*** Opening of Task material ***
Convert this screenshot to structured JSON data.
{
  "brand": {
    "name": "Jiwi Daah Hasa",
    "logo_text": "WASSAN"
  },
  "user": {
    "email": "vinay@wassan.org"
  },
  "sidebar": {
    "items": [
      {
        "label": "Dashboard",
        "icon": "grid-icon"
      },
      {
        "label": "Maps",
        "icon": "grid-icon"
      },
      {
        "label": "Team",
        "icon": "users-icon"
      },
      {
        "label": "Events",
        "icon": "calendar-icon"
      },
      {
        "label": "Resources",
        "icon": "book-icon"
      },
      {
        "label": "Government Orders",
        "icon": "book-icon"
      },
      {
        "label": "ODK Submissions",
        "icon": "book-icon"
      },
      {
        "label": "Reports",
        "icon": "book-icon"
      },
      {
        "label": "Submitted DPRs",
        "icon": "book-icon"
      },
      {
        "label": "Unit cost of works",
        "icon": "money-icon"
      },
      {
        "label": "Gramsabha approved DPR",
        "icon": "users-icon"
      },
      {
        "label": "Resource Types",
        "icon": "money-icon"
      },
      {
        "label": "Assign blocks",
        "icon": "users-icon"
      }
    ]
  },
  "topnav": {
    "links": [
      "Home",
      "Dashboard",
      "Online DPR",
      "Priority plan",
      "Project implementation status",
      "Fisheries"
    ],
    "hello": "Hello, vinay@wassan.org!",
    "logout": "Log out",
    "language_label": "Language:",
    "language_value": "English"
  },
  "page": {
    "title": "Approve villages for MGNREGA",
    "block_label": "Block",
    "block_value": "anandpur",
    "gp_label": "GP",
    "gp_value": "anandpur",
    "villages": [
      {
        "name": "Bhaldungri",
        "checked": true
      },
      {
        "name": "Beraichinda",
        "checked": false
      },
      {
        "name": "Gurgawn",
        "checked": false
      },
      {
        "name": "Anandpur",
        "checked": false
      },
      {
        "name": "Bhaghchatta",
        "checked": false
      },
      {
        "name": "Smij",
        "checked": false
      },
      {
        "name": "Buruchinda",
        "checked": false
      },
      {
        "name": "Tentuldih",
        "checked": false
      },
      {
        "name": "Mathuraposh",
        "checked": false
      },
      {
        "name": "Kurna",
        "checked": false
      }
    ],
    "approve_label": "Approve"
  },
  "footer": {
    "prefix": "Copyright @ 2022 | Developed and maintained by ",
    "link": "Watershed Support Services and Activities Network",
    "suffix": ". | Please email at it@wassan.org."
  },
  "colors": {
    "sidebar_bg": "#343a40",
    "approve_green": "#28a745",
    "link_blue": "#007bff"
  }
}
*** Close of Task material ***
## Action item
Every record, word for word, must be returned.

## Output of the exercise
Convert this screenshot to structured JSON data.
{
  "brand": {
    "name": "Jiwi Daah Hasa",
    "logo_text": "WASSAN"
  },
  "user": {
    "email": "vinay@wassan.org"
  },
  "sidebar": {
    "items": [
      {
        "label": "Dashboard",
        "icon": "grid-icon"
      },
      {
        "label": "Maps",
        "icon": "grid-icon"
      },
      {
        "label": "Team",
        "icon": "users-icon"
      },
      {
        "label": "Events",
        "icon": "calendar-icon"
      },
      {
        "label": "Resources",
        "icon": "book-icon"
      },
      {
        "label": "Government Orders",
        "icon": "book-icon"
      },
      {
        "label": "ODK Submissions",
        "icon": "book-icon"
      },
      {
        "label": "Reports",
        "icon": "book-icon"
      },
      {
        "label": "Submitted DPRs",
        "icon": "book-icon"
      },
      {
        "label": "Unit cost of works",
        "icon": "money-icon"
      },
      {
        "label": "Gramsabha approved DPR",
        "icon": "users-icon"
      },
      {
        "label": "Resource Types",
        "icon": "money-icon"
      },
      {
        "label": "Assign blocks",
        "icon": "users-icon"
      }
    ]
  },
  "topnav": {
    "links": [
      "Home",
      "Dashboard",
      "Online DPR",
      "Priority plan",
      "Project implementation status",
      "Fisheries"
    ],
    "hello": "Hello, vinay@wassan.org!",
    "logout": "Log out",
    "language_label": "Language:",
    "language_value": "English"
  },
  "page": {
    "title": "Approve villages for MGNREGA",
    "block_label": "Block",
    "block_value": "anandpur",
    "gp_label": "GP",
    "gp_value": "anandpur",
    "villages": [
      {
        "name": "Bhaldungri",
        "checked": true
      },
      {
        "name": "Beraichinda",
        "checked": false
      },
      {
        "name": "Gurgawn",
        "checked": false
      },
      {
        "name": "Anandpur",
        "checked": false
      },
      {
        "name": "Bhaghchatta",
        "checked": false
      },
      {
        "name": "Smij",
        "checked": false
      },
      {
        "name": "Buruchinda",
        "checked": false
      },
      {
        "name": "Tentuldih",
        "checked": false
      },
      {
        "name": "Mathuraposh",
        "checked": false
      },
      {
        "name": "Kurna",
        "checked": false
      }
    ],
    "approve_label": "Approve"
  },
  "footer": {
    "prefix": "Copyright @ 2022 | Developed and maintained by ",
    "link": "Watershed Support Services and Activities Network",
    "suffix": ". | Please email at it@wassan.org."
  },
  "colors": {
    "sidebar_bg": "#343a40",
    "approve_green": "#28a745",
    "link_blue": "#007bff"
  }
}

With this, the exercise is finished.